Entitles seeking accreditation are required to obtain adequate insurance cover (or a comparable guarantee) to guard against the risk of CDR consumers not being properly compensated for any loss that might reasonably be expected to arise from a breach of the ADR’s CDR obligations in managing CDR data.
The regulators’ have not prescribed specific insurance products that must be obtained to meet the CDR insurance obligations. Whilst the Accreditation Guidelines suggest that professional indemnity insurance or cyber insurance could provide the required level of cover, we are yet to see how the insurance market will respond to the CDR (particularly whether extensions to existing policies will be offered, or if specific CDR products will be launched). Against this backdrop, when planning to meet the stipulated insurance requirements, entities should:

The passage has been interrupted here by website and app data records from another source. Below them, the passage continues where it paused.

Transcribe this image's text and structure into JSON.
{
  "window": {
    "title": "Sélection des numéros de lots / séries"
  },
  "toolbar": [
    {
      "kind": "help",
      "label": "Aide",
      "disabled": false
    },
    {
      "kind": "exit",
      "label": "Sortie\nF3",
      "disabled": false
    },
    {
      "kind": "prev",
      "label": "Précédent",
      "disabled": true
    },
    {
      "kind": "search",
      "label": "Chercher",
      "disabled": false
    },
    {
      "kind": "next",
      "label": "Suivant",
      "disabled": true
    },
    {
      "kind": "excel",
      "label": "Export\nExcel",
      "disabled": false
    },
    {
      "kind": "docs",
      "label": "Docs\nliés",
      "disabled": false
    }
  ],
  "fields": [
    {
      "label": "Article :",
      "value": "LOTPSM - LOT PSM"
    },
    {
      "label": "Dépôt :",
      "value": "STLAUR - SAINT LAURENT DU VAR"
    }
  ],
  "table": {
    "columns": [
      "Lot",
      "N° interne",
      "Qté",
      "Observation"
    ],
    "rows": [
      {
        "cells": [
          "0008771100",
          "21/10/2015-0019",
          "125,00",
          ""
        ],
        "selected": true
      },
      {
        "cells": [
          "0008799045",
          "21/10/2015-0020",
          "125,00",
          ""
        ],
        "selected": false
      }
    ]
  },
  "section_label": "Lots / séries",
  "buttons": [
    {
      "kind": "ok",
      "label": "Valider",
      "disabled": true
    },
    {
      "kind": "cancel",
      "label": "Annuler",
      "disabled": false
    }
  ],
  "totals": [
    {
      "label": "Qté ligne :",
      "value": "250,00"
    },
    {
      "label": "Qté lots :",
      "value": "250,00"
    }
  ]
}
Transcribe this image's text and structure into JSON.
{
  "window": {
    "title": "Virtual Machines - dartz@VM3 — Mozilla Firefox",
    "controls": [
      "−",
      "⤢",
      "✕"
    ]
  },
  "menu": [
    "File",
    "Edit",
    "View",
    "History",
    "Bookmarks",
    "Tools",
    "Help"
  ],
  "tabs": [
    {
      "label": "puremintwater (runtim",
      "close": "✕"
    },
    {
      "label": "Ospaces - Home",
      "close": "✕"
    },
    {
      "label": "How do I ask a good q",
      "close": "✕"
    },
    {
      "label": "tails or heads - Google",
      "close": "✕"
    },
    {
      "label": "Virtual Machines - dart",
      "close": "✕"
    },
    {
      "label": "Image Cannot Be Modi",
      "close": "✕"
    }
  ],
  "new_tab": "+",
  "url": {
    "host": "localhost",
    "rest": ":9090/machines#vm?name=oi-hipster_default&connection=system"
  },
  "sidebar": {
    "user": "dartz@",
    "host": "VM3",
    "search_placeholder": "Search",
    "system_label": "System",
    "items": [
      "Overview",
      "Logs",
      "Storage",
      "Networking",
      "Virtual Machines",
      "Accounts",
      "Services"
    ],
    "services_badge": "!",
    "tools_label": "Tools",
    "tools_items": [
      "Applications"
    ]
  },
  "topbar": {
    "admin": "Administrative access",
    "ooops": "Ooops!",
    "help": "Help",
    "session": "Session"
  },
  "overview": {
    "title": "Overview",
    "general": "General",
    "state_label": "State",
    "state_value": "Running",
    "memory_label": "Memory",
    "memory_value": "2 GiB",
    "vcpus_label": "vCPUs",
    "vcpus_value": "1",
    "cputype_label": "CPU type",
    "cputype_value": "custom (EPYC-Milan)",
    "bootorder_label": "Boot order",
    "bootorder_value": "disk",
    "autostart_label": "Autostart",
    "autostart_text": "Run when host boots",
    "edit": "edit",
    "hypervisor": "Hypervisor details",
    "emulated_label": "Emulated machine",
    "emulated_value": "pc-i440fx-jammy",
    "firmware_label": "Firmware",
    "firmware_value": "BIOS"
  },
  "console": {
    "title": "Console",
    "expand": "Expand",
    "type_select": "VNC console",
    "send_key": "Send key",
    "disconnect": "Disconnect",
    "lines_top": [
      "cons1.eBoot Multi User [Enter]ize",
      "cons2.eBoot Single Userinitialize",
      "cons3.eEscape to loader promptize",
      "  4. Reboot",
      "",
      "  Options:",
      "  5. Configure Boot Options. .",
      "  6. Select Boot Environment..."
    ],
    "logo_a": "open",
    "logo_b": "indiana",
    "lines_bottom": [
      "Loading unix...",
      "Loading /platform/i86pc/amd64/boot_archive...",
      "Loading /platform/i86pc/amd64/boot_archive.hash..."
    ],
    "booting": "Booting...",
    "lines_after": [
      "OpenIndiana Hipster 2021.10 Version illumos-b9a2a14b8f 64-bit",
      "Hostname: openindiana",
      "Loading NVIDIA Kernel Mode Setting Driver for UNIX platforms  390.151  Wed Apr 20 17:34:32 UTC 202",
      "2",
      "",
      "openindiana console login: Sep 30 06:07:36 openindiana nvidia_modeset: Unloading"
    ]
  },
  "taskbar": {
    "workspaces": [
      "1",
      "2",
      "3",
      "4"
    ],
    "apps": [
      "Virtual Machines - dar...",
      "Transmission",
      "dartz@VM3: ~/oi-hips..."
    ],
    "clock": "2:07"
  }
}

Undertake a bespoke risk assessment to determine data-related risks regarding the entity’s services, products and activities (including CDR data management)
- consider the boundaries of their CDR data environment.
- aim to limit the volume of CDR data that they collect and process to decrease their risk profile. If an entity manages sensitive data, it will likely require a more comprehensive insurance framework.
- review the scope of available insurance options and any applicable policy limits (including annual aggregate insurance limits) to determine if the services and/or products provided will be captured.
- consider their financial ability to cover the excess and any gaps in cover due to insurance exclusions, and review insurance options accordingly. External dispute resolution claims, and privacy and data related claims must not be excluded.
- if engaging OSPs, consider whether third party liability is covered. If not, relationships with OSPs (and associated risks) should be managed appropriately. Entities should also consider if their employees and associates are covered by the different policies.
Obtain appropriate insurance cover for your business
In light of future opportunities that may arise, entities should consider entering into flexible insurance arrangements that can be modified if required to respond to different risk profiles (especially if write access is permitted in future). Additionally, as the CDR develops, the insurance market may offer CDR-specific insurance policies which entities may consider obtaining.
Continually review insurance cover (or comparable guarantee) at least annually to ensure that it continues to satisfy the insurance obligations
If there are any major changes to the business, such as a new product offering or increase in CDR data type or volume, insurance cover may need to be adapted.
The accreditation process is not straight-forward and requires interested businesses to evaluate the current and future state of their IT systems, personnel and operations. When establishing their CDR environments, prospective ADRs should be mindful of both currently known accreditation requirements and how future potential CDR opportunities may require changes to be made to their IS capabilities, relationships with third parties, and insurance. ADRs should also review the ACCC and OAIC’s compliance and enforcement policy to ensure they understand the risks of non-compliance with these ongoing obligations (see our article on CDR compliance and enforcement here).
Ultimately, if CDR participants are provided with new forms of access to CDR data in the future, having existing data controls, governance frameworks and infrastructure that can be adapted to enable opportunities that present will be key to achieving leadership in Australia’s knowledge economy. Organisations that wish to take advantage of the CDR but are challenged by the complexity of the accreditation process are encouraged to speak to our CDR experts.